We all know that the sale is the spine of your business. Without it, there's virtually no revenue and no growth. But having a repeat customer is also just as important. That means the customer will want to come back and buy from you again. You must first deliver above expectations and maintain that quality of customer service. My approach is a method I call "Killing with Kindness". It sounds a little counter intuitive, but when you put it into practice, you'll understand why it is so powerful.
Killing with kindness refers to you ability to put out fires, overcome objections, and beat expectations before they ever become issues. To do this, you have to be able to connect on a personal level and be willing to go above and beyond to treat your customer like they are damn near royalty. If you treat every customer like they are the most important customer, or the only customer, you create an atmosphere of dedicated value. The customer no longer feels like a burden when they ask a question or make a complain, instead they feel like they are helping to make a difference in their experience and that of others. They will even tell their friends and family to try you out as well. You have to be so focused and over-the-top on customer service that the customer can't help but smile and feel like a long-time friend, even after a disagreement.
Now, I also want to make a distinction here. Being kind and focused on doing everything possible for the customer, does not mean that you are in the wrong in some cases of customer complaints. There is such a thing as "tough love" and there will be situations where you must stand your ground. But again, doing it from the perspective of compassion will make a world of a difference. It's hard to be angry at someone who is happy and smiling and genuinely cares about you. Be that person. Be that business. There will be people who will see this as weakness and will try step all over you. In my experience, when handling these kinds of people, there are two ways to handle the situation. The first, you have the right to refuse any business. In some cases there are customers or clients that you know will be a problem for the sake of being a problem. It is not worth the time, energy and resources of you and your team to be constantly under attack by this type of poison. You can say "no". The other way to deal with this type of person is to listen and act quickly. Listen to the complaint. Don't just hear what they are telling you, but truly understand the root of why they are acting towards you. Is it really about your product/service or is it about the experience? Is something going on that affected their experience? There are things that we can't control, but we can empathize. Once you understand the root of the matter, ACT! Act quickly. When your customer/client sees that you are making the effort to understand them, treat them with dignity and then do something about it (even if you don't get the desired results) they will see that in your eyes, they matter. That is all that anyone ever wants. People want to feel like a person, not a number. People want to feel dignity, and they deserve it. We all do.

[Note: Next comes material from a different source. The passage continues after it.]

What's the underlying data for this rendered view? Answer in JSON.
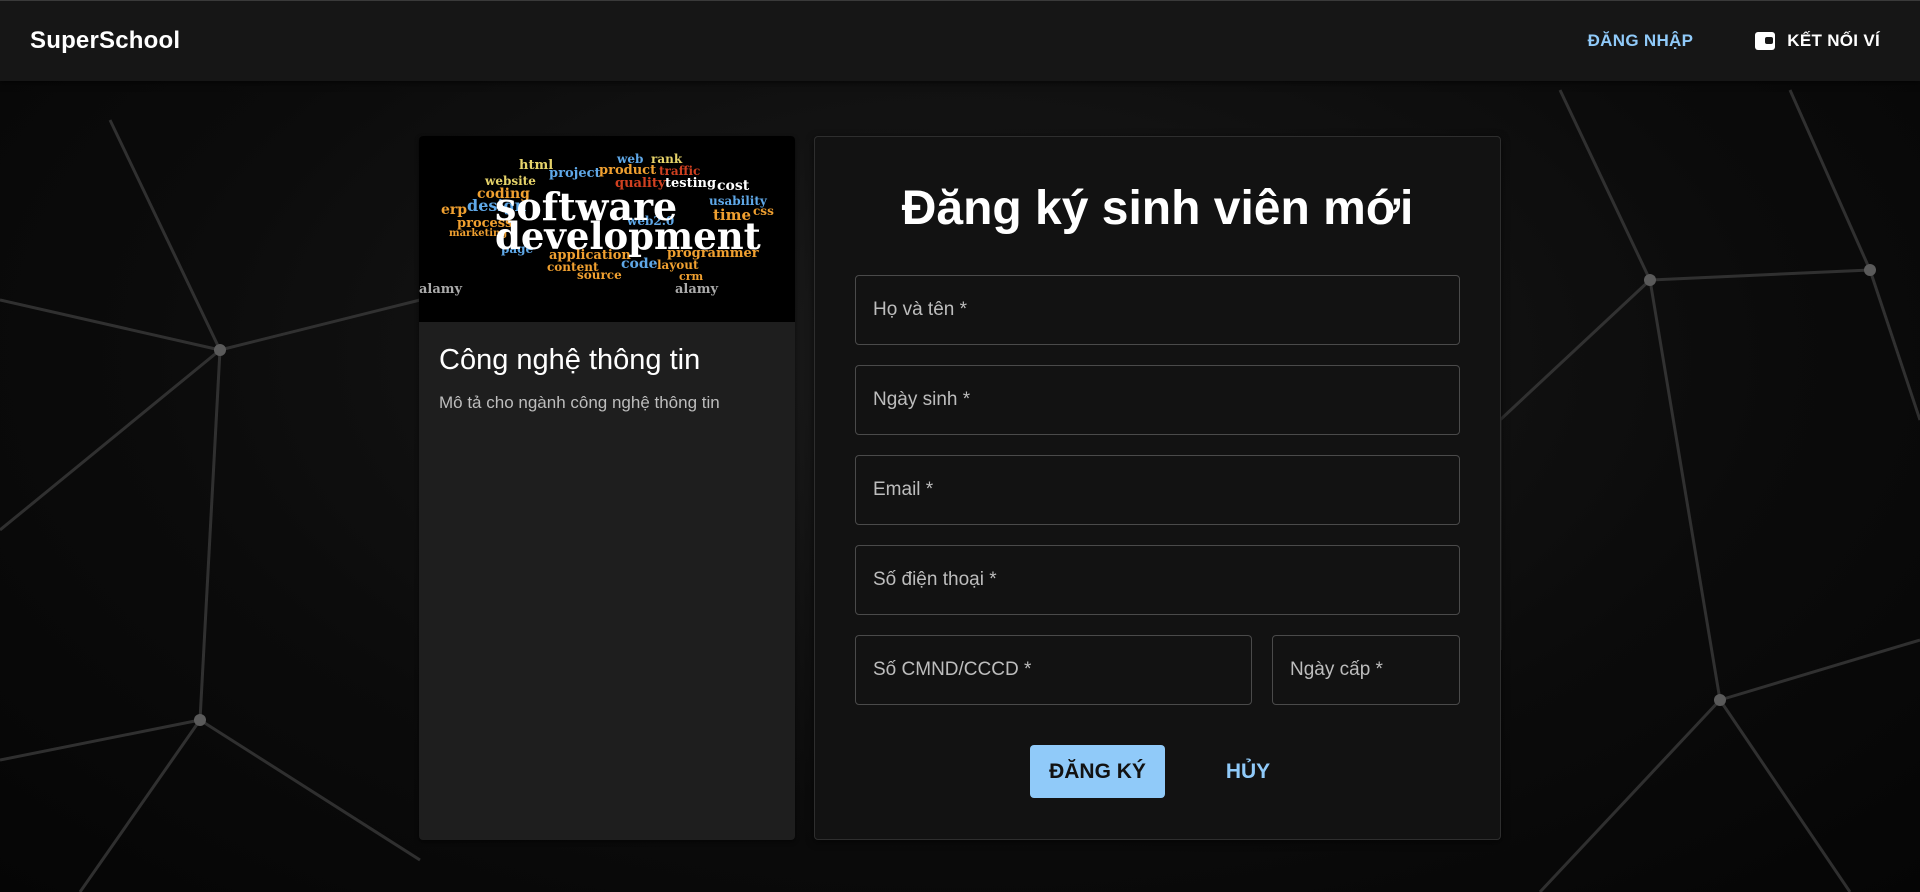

Don't be afraid to spend some extra time on the "tough customer". In the end, they will be some of your strongest supporters. Even if they aren't, others will notice and think "if a person like that can be treated so well, imagine how I will get treated".